Provided records.

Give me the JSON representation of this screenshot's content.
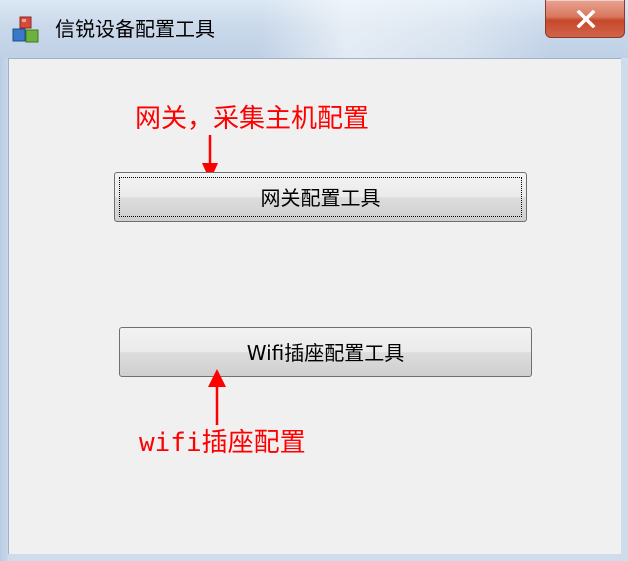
{
  "window": {
    "title": "信锐设备配置工具",
    "close_symbol": "X",
    "app_icon": "app-blocks-icon"
  },
  "annotations": {
    "gateway_note": "网关，采集主机配置",
    "wifi_note": "wifi插座配置",
    "color": "#ff0000"
  },
  "buttons": {
    "gateway_label": "网关配置工具",
    "wifi_label": "Wifi插座配置工具"
  }
}
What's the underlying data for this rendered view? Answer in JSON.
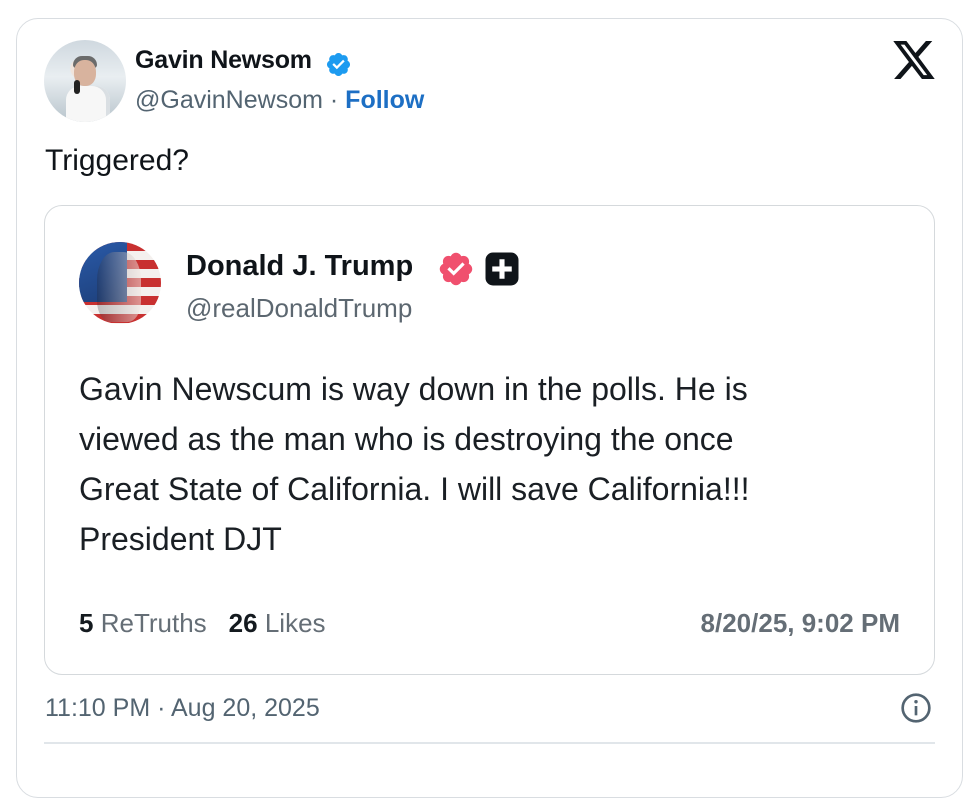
{
  "author": {
    "name": "Gavin Newsom",
    "handle": "@GavinNewsom",
    "separator": "·",
    "follow_label": "Follow"
  },
  "tweet": {
    "text": "Triggered?",
    "timestamp": "11:10 PM · Aug 20, 2025"
  },
  "quoted_post": {
    "name": "Donald J. Trump",
    "handle": "@realDonaldTrump",
    "body_lines": [
      "Gavin Newscum is way down in the polls. He is",
      "viewed as the man who is destroying the once",
      "Great State of California. I will save California!!!",
      "President DJT"
    ],
    "retruths_count": "5",
    "retruths_label": "ReTruths",
    "likes_count": "26",
    "likes_label": "Likes",
    "timestamp": "8/20/25, 9:02 PM"
  },
  "icons": {
    "verified": "verified-badge-icon",
    "x_logo": "x-logo-icon",
    "truth_verified": "truth-verified-badge-icon",
    "plus": "plus-badge-icon",
    "info": "info-icon"
  },
  "colors": {
    "follow": "#1d6fc4",
    "verified_blue": "#1d9bf0",
    "truth_badge": "#f0506e",
    "secondary_text": "#536471"
  }
}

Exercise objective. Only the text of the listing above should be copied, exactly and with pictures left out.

Written answer.
Give me the JSON representation of this screenshot's content.
{
  "window": {
    "title": "信锐设备配置工具",
    "close_symbol": "X",
    "app_icon": "app-blocks-icon"
  },
  "annotations": {
    "gateway_note": "网关，采集主机配置",
    "wifi_note": "wifi插座配置",
    "color": "#ff0000"
  },
  "buttons": {
    "gateway_label": "网关配置工具",
    "wifi_label": "Wifi插座配置工具"
  }
}
What's the underlying data for this rendered view? Answer in JSON.
{
  "author": {
    "name": "Gavin Newsom",
    "handle": "@GavinNewsom",
    "separator": "·",
    "follow_label": "Follow"
  },
  "tweet": {
    "text": "Triggered?",
    "timestamp": "11:10 PM · Aug 20, 2025"
  },
  "quoted_post": {
    "name": "Donald J. Trump",
    "handle": "@realDonaldTrump",
    "body_lines": [
      "Gavin Newscum is way down in the polls. He is",
      "viewed as the man who is destroying the once",
      "Great State of California. I will save California!!!",
      "President DJT"
    ],
    "retruths_count": "5",
    "retruths_label": "ReTruths",
    "likes_count": "26",
    "likes_label": "Likes",
    "timestamp": "8/20/25, 9:02 PM"
  },
  "icons": {
    "verified": "verified-badge-icon",
    "x_logo": "x-logo-icon",
    "truth_verified": "truth-verified-badge-icon",
    "plus": "plus-badge-icon",
    "info": "info-icon"
  },
  "colors": {
    "follow": "#1d6fc4",
    "verified_blue": "#1d9bf0",
    "truth_badge": "#f0506e",
    "secondary_text": "#536471"
  }
}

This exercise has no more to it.